### TASK TO COMPLETE
Here are some records. Print all of them exactly.

(Data records)
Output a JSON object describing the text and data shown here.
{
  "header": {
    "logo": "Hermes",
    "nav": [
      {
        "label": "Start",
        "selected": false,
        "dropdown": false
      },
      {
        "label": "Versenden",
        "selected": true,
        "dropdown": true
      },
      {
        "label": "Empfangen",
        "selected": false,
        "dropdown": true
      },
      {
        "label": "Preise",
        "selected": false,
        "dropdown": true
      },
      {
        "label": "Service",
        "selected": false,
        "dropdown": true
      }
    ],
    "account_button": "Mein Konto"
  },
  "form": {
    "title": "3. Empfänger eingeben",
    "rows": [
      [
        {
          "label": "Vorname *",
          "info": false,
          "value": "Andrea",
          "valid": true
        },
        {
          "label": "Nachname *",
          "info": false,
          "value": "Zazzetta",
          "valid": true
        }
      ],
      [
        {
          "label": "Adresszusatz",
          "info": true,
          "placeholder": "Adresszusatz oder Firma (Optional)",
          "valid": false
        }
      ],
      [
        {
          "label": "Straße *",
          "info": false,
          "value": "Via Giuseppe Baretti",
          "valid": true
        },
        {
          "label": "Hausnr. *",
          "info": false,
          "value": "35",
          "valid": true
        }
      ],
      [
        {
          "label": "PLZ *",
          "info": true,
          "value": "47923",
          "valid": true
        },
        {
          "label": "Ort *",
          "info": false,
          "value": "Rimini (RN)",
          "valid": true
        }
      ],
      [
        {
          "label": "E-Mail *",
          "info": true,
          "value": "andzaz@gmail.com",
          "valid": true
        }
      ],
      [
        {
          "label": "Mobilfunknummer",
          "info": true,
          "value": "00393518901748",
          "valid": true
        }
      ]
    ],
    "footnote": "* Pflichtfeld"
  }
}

### RESPONSE BELOW
Output a JSON object describing the text and data shown here.
{
  "header": {
    "logo": "Hermes",
    "nav": [
      {
        "label": "Start",
        "selected": false,
        "dropdown": false
      },
      {
        "label": "Versenden",
        "selected": true,
        "dropdown": true
      },
      {
        "label": "Empfangen",
        "selected": false,
        "dropdown": true
      },
      {
        "label": "Preise",
        "selected": false,
        "dropdown": true
      },
      {
        "label": "Service",
        "selected": false,
        "dropdown": true
      }
    ],
    "account_button": "Mein Konto"
  },
  "form": {
    "title": "3. Empfänger eingeben",
    "rows": [
      [
        {
          "label": "Vorname *",
          "info": false,
          "value": "Andrea",
          "valid": true
        },
        {
          "label": "Nachname *",
          "info": false,
          "value": "Zazzetta",
          "valid": true
        }
      ],
      [
        {
          "label": "Adresszusatz",
          "info": true,
          "placeholder": "Adresszusatz oder Firma (Optional)",
          "valid": false
        }
      ],
      [
        {
          "label": "Straße *",
          "info": false,
          "value": "Via Giuseppe Baretti",
          "valid": true
        },
        {
          "label": "Hausnr. *",
          "info": false,
          "value": "35",
          "valid": true
        }
      ],
      [
        {
          "label": "PLZ *",
          "info": true,
          "value": "47923",
          "valid": true
        },
        {
          "label": "Ort *",
          "info": false,
          "value": "Rimini (RN)",
          "valid": true
        }
      ],
      [
        {
          "label": "E-Mail *",
          "info": true,
          "value": "andzaz@gmail.com",
          "valid": true
        }
      ],
      [
        {
          "label": "Mobilfunknummer",
          "info": true,
          "value": "00393518901748",
          "valid": true
        }
      ]
    ],
    "footnote": "* Pflichtfeld"
  }
}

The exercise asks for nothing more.